API: Industry made strides in offshore safety since Macondo

The American Petroleum Institute asked the US Chemical Safety Board to consider what API calls industry’s progress on offshore safety since the Apr. 20, 2010, deepwater Macondo well blowout and massive oil spill in the Gulf of Mexico.

Holly Hopkins, API’s senior policy advisor in upstream and industry operations, prepared written comments that she planned to present verbally during a CSB June 5 public meeting in Houston.

“No incident is acceptable. Our industry takes every incident seriously,” Hopkins said. “Continued vigilance is essential in helping to prevent future incidents.”

She noted CSB’s Macondo report focused on the blowout preventer, saying CSB’s Volume 2 “fails to acknowledge the entire system and the systems-based approach that is essential for safe operations.”

CSB must recognize industry’s significant safety strides directly related to implementation of a systems-based approach if CSB is going to make recommendations beyond the BOP failure analysis technical findings, she said.

“Additionally, there are many comments throughout Volume 2 that compare the US and European regulatory approaches,” Hopkins said. “As API has stated in prior public comments, industry is fully committed to safe operations, both on and offshore.”

Industry standards and programs already call for third-party audits of drilling equipment, she said, adding CSB has not demonstrated how a safety-case regime will result in a higher level of safety in actual operations over a fully implemented, properly managed safety and environment management system described in API Recommended Practice 75.

“The oil and natural gas industry has methodically examined every aspect of offshore safety measures and operations to identify potential improvements in spill prevention, intervention, safety management, and response capabilities,” since the Macondo incident, Hopkins said.

API revised existing standards and created several new ones, including standards dealing with well design, cementing, blowout prevention, subsea equipment for capping wells and protections for oil spill response workers, she said.

The Center for Offshore Safety was created in 2011 to promote safety for offshore drilling, completions and operations.
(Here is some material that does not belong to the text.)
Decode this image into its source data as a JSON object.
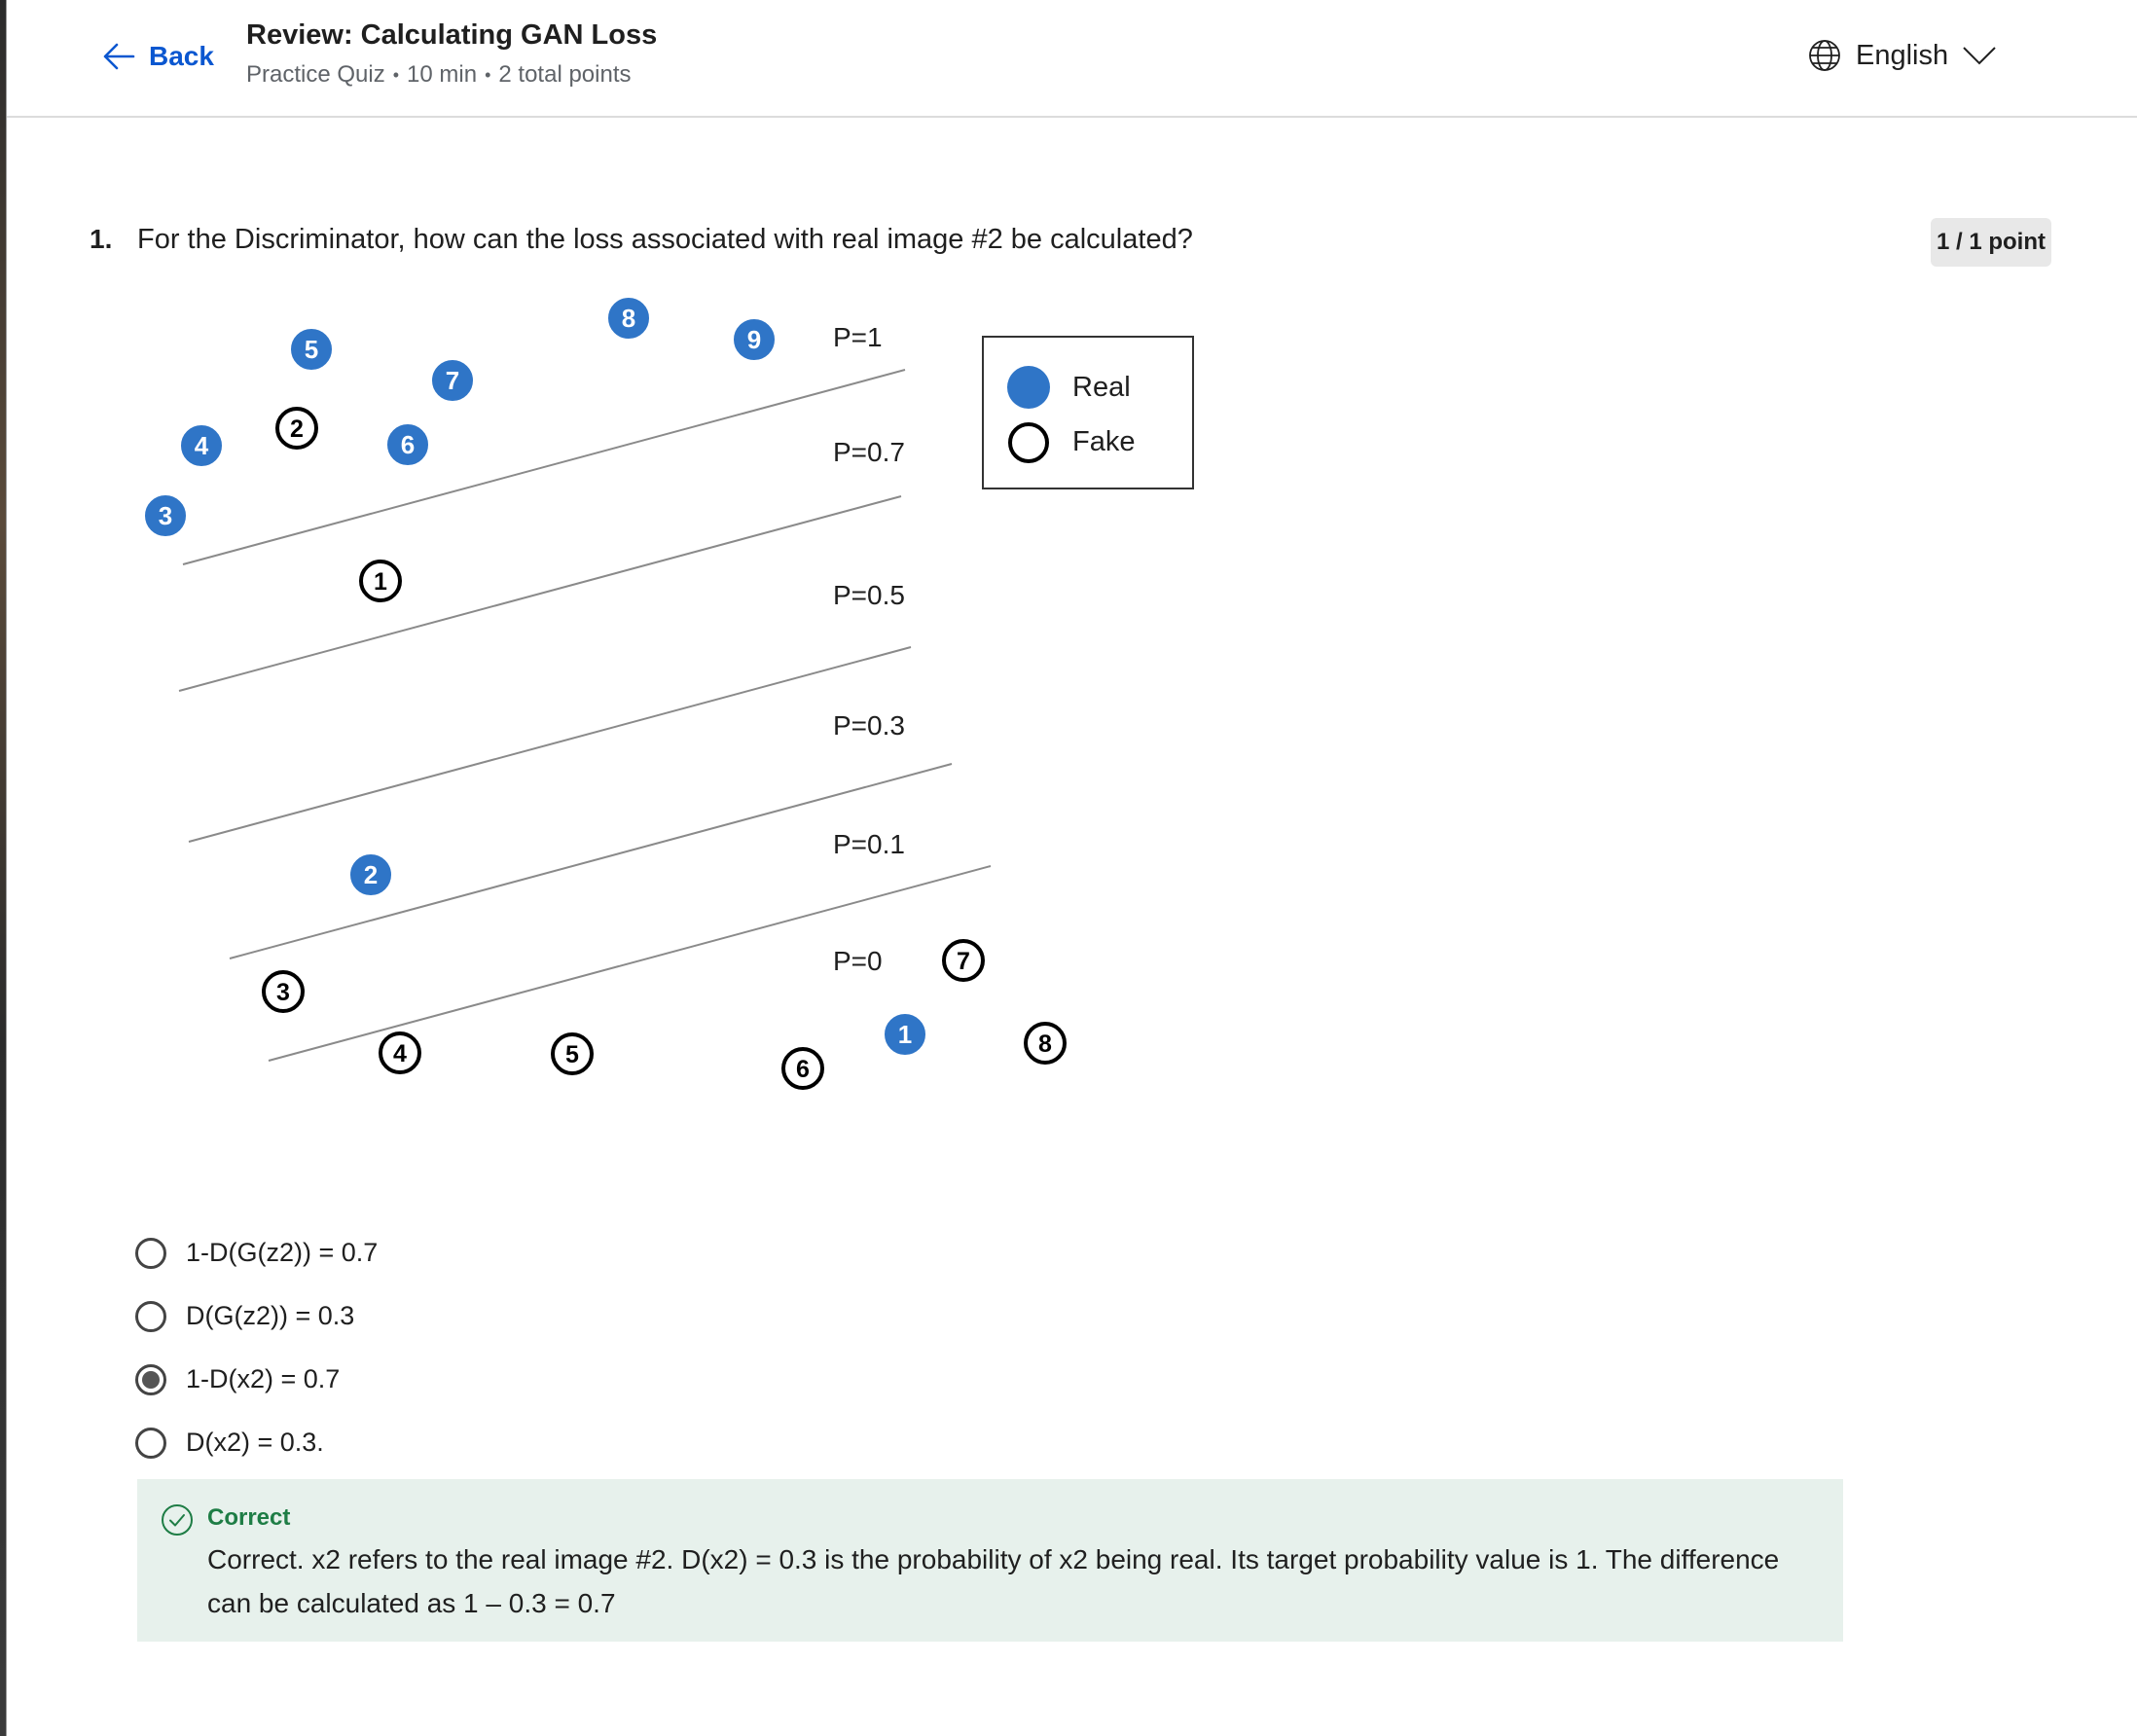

The US Bureau of Safety and Environmental Enforcement adopted three of the center's guidelines into its own regulations.

Industry and government are working together to improve offshore drilling safety and industry standards, she said.

Contact Paula Dittrick at paulad@ogjonline.com.
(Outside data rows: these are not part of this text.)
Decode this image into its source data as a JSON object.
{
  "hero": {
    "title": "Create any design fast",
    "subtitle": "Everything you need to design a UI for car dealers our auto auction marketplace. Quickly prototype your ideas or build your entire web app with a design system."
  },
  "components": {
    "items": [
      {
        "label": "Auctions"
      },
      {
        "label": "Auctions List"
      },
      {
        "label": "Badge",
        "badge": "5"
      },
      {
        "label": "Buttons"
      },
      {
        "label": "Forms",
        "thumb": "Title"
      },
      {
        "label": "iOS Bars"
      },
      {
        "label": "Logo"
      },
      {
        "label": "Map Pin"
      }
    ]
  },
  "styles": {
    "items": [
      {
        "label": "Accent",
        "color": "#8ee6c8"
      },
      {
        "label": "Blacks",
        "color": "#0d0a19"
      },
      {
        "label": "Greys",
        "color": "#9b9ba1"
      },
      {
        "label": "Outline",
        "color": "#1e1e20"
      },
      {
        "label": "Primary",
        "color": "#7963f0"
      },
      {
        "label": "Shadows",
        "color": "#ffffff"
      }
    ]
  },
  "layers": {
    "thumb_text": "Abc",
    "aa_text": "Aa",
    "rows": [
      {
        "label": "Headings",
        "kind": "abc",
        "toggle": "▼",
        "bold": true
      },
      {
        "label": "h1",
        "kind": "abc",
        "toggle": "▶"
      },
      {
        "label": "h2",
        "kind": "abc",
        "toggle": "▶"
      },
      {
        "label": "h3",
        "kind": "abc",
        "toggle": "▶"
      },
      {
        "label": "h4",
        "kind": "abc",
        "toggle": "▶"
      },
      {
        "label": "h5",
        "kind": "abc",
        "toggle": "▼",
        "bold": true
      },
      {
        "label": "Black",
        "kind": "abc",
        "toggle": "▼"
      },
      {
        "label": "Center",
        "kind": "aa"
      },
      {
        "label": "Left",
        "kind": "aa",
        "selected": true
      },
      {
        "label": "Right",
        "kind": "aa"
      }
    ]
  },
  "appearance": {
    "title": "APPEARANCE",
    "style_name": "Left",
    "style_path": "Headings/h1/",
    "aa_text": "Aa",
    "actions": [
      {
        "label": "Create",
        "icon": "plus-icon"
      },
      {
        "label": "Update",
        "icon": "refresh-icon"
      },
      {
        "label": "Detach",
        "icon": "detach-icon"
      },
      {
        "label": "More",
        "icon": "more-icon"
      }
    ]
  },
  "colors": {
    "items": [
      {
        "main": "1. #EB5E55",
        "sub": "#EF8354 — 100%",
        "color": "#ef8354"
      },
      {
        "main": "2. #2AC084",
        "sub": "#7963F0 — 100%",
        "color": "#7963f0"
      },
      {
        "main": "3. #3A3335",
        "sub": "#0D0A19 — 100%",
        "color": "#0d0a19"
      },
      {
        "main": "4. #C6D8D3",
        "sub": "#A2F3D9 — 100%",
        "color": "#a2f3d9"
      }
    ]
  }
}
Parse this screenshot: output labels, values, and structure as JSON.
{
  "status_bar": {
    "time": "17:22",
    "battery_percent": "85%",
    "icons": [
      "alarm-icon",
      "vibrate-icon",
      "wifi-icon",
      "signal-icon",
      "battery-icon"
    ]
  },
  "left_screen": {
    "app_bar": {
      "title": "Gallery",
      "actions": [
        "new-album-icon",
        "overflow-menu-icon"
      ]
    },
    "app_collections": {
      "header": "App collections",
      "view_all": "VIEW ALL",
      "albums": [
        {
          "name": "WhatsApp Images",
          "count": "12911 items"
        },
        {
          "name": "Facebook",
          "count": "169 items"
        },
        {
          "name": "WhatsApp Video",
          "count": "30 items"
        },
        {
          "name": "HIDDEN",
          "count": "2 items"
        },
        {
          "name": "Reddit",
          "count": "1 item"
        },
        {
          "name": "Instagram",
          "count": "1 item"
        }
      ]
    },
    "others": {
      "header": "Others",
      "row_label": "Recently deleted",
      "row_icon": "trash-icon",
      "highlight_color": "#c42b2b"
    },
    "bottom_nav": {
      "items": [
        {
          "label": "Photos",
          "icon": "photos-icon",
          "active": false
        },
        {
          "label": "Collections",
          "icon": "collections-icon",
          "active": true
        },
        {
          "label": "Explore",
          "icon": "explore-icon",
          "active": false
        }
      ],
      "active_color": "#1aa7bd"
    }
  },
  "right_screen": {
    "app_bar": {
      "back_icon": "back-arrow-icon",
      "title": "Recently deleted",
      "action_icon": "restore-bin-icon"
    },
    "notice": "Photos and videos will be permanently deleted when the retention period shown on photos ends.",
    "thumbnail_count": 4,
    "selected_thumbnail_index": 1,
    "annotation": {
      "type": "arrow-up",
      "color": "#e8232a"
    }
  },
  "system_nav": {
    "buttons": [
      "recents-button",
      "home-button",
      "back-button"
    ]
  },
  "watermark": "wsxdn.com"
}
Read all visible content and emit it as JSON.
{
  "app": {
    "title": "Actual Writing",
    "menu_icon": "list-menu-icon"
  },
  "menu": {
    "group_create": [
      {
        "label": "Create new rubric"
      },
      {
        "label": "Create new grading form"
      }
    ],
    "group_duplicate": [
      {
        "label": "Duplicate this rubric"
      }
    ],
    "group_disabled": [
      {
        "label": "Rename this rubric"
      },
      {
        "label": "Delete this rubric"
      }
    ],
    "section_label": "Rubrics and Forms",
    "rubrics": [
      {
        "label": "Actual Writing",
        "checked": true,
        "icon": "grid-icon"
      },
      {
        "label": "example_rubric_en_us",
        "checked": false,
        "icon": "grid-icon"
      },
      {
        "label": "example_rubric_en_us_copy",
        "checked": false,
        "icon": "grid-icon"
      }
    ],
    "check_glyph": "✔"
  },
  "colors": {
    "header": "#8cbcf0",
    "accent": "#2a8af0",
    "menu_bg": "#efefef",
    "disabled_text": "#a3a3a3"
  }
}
Related Articles

Market watch: Energy futures prices rose slightly Friday

05/06/2002 Crude oil futures prices rose slightly Friday amid lingering uncertainty about a possible disruption of Middle East supplies, although tensions in ...
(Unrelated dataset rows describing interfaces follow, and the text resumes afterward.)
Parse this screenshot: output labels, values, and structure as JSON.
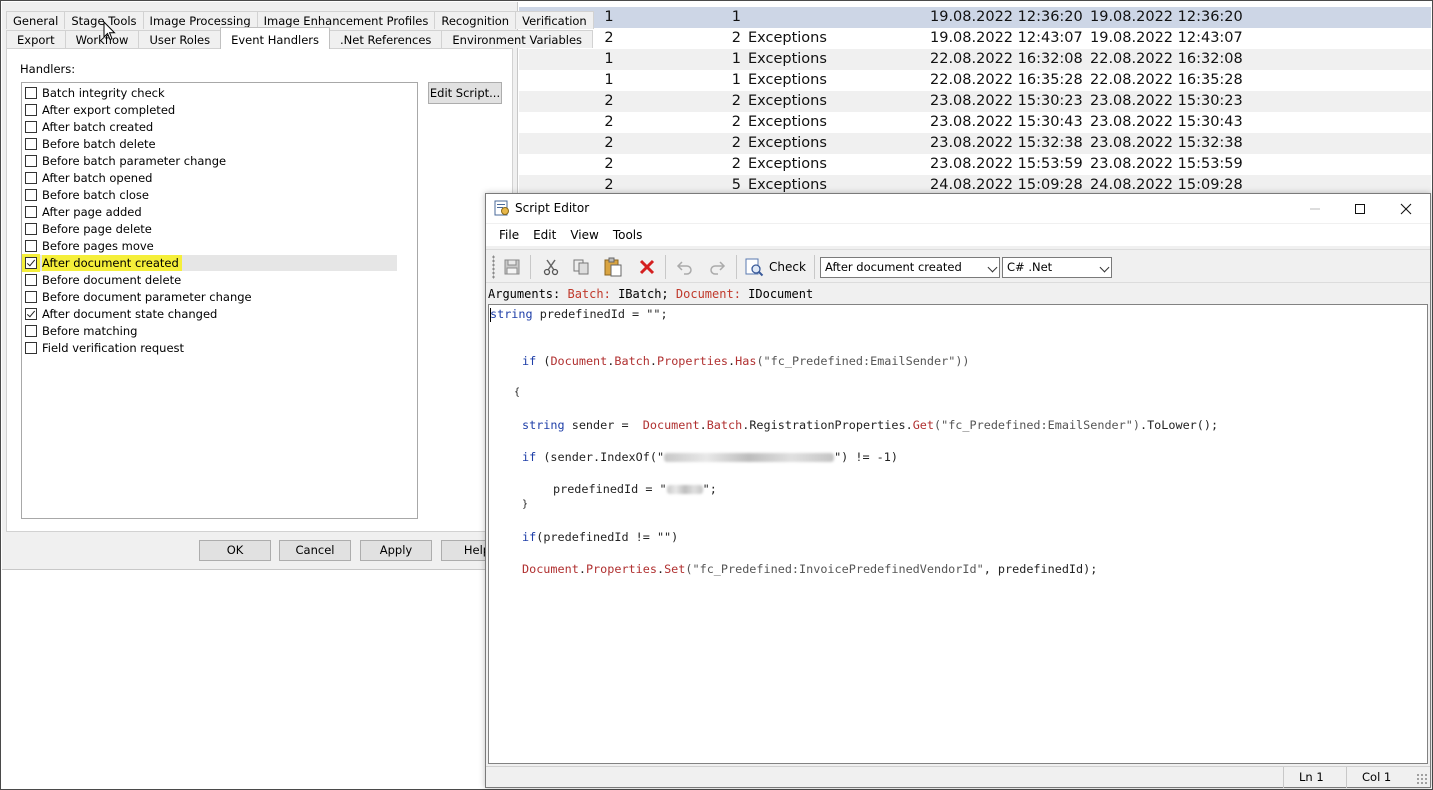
{
  "background_table": {
    "rows": [
      {
        "a": "1",
        "b": "1",
        "c": "",
        "d": "19.08.2022 12:36:20",
        "e": "19.08.2022 12:36:20"
      },
      {
        "a": "2",
        "b": "2",
        "c": "Exceptions",
        "d": "19.08.2022 12:43:07",
        "e": "19.08.2022 12:43:07"
      },
      {
        "a": "1",
        "b": "1",
        "c": "Exceptions",
        "d": "22.08.2022 16:32:08",
        "e": "22.08.2022 16:32:08"
      },
      {
        "a": "1",
        "b": "1",
        "c": "Exceptions",
        "d": "22.08.2022 16:35:28",
        "e": "22.08.2022 16:35:28"
      },
      {
        "a": "2",
        "b": "2",
        "c": "Exceptions",
        "d": "23.08.2022 15:30:23",
        "e": "23.08.2022 15:30:23"
      },
      {
        "a": "2",
        "b": "2",
        "c": "Exceptions",
        "d": "23.08.2022 15:30:43",
        "e": "23.08.2022 15:30:43"
      },
      {
        "a": "2",
        "b": "2",
        "c": "Exceptions",
        "d": "23.08.2022 15:32:38",
        "e": "23.08.2022 15:32:38"
      },
      {
        "a": "2",
        "b": "2",
        "c": "Exceptions",
        "d": "23.08.2022 15:53:59",
        "e": "23.08.2022 15:53:59"
      },
      {
        "a": "2",
        "b": "5",
        "c": "Exceptions",
        "d": "24.08.2022 15:09:28",
        "e": "24.08.2022 15:09:28"
      }
    ]
  },
  "dialog": {
    "tabs_row1": [
      "General",
      "Stage Tools",
      "Image Processing",
      "Image Enhancement Profiles",
      "Recognition",
      "Verification"
    ],
    "tabs_row2": [
      "Export",
      "Workflow",
      "User Roles",
      "Event Handlers",
      ".Net References",
      "Environment Variables"
    ],
    "active_tab": "Event Handlers",
    "handlers_label": "Handlers:",
    "edit_script_label": "Edit Script...",
    "handlers": [
      {
        "label": "Batch integrity check",
        "checked": false
      },
      {
        "label": "After export completed",
        "checked": false
      },
      {
        "label": "After batch created",
        "checked": false
      },
      {
        "label": "Before batch delete",
        "checked": false
      },
      {
        "label": "Before batch parameter change",
        "checked": false
      },
      {
        "label": "After batch opened",
        "checked": false
      },
      {
        "label": "Before batch close",
        "checked": false
      },
      {
        "label": "After page added",
        "checked": false
      },
      {
        "label": "Before page delete",
        "checked": false
      },
      {
        "label": "Before pages move",
        "checked": false
      },
      {
        "label": "After document created",
        "checked": true,
        "selected": true,
        "highlight_color": "#f5ef3a"
      },
      {
        "label": "Before document delete",
        "checked": false
      },
      {
        "label": "Before document parameter change",
        "checked": false
      },
      {
        "label": "After document state changed",
        "checked": true
      },
      {
        "label": "Before matching",
        "checked": false
      },
      {
        "label": "Field verification request",
        "checked": false
      }
    ],
    "buttons": {
      "ok": "OK",
      "cancel": "Cancel",
      "apply": "Apply",
      "help": "Help"
    }
  },
  "editor": {
    "title": "Script Editor",
    "menu": [
      "File",
      "Edit",
      "View",
      "Tools"
    ],
    "check_label": "Check",
    "event_combo": "After document created",
    "language_combo": "C# .Net",
    "arguments": {
      "prefix": "Arguments:",
      "arg1_name": "Batch:",
      "arg1_type": "IBatch;",
      "arg2_name": "Document:",
      "arg2_type": "IDocument"
    },
    "code": {
      "l1_kw": "string",
      "l1_rest": " predefinedId = \"\";",
      "l2_kw": "if",
      "l2_a": " (",
      "l2_obj": "Document",
      "l2_dot1": ".",
      "l2_batch": "Batch",
      "l2_dot2": ".",
      "l2_props": "Properties",
      "l2_dot3": ".",
      "l2_has": "Has",
      "l2_str": "(\"fc_Predefined:EmailSender\"))",
      "l3": "{",
      "l4_kw": "string",
      "l4_a": " sender =  ",
      "l4_obj": "Document",
      "l4_dot1": ".",
      "l4_batch": "Batch",
      "l4_b": ".RegistrationProperties.",
      "l4_get": "Get",
      "l4_str": "(\"fc_Predefined:EmailSender\")",
      "l4_c": ".ToLower();",
      "l5_kw": "if",
      "l5_a": " (sender.IndexOf(\"",
      "l5_b": "\") != -1)",
      "l6_a": "predefinedId = \"",
      "l6_b": "\";",
      "l7": "}",
      "l8_kw": "if",
      "l8_rest": "(predefinedId != \"\")",
      "l9_obj": "Document",
      "l9_dot1": ".",
      "l9_props": "Properties",
      "l9_dot2": ".",
      "l9_set": "Set",
      "l9_str": "(\"fc_Predefined:InvoicePredefinedVendorId\"",
      "l9_rest": ", predefinedId);"
    },
    "status": {
      "line": "Ln 1",
      "col": "Col 1"
    }
  },
  "colors": {
    "keyword_blue": "#1f3fa8",
    "member_red": "#b03030",
    "selection_row": "#cdd6e6",
    "highlight_yellow": "#f5ef3a"
  },
  "icons": [
    "save-icon",
    "cut-icon",
    "copy-icon",
    "paste-icon",
    "delete-icon",
    "undo-icon",
    "redo-icon",
    "check-icon",
    "minimize-icon",
    "maximize-icon",
    "close-icon",
    "script-editor-app-icon"
  ]
}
Gulf of Mexico oil service sector showing signs of an upturn

05/06/2002 The Gulf of Mexico oil service sector is experiencing the signs of an upturn, analysts with Simmons & Co. International, UBS Warburg LLC, and RBC D...

OTC: Industry, national agencies need to work together to make FPSOs work in the gulf

05/06/2002 Over the coming years, the oil and gas industry will have to keep an open line of communication with national agencies such as the US Coast Guard a...

Market watch: Energy futures prices fall as Iraq lifts embargo

05/07/2002 Crude oil futures prices fell Monday after Iraq announced plans to lift a self-imposed export embargo with exports expected to resume by Wednesday.

Careers at TOTAL

Careers at TOTAL - Videos

More than 600 job openings are now online, watch videos and learn more!

 

Click Here to Watch

Other Oil & Gas Industry Jobs

Search More Job Listings >>
Stay Connected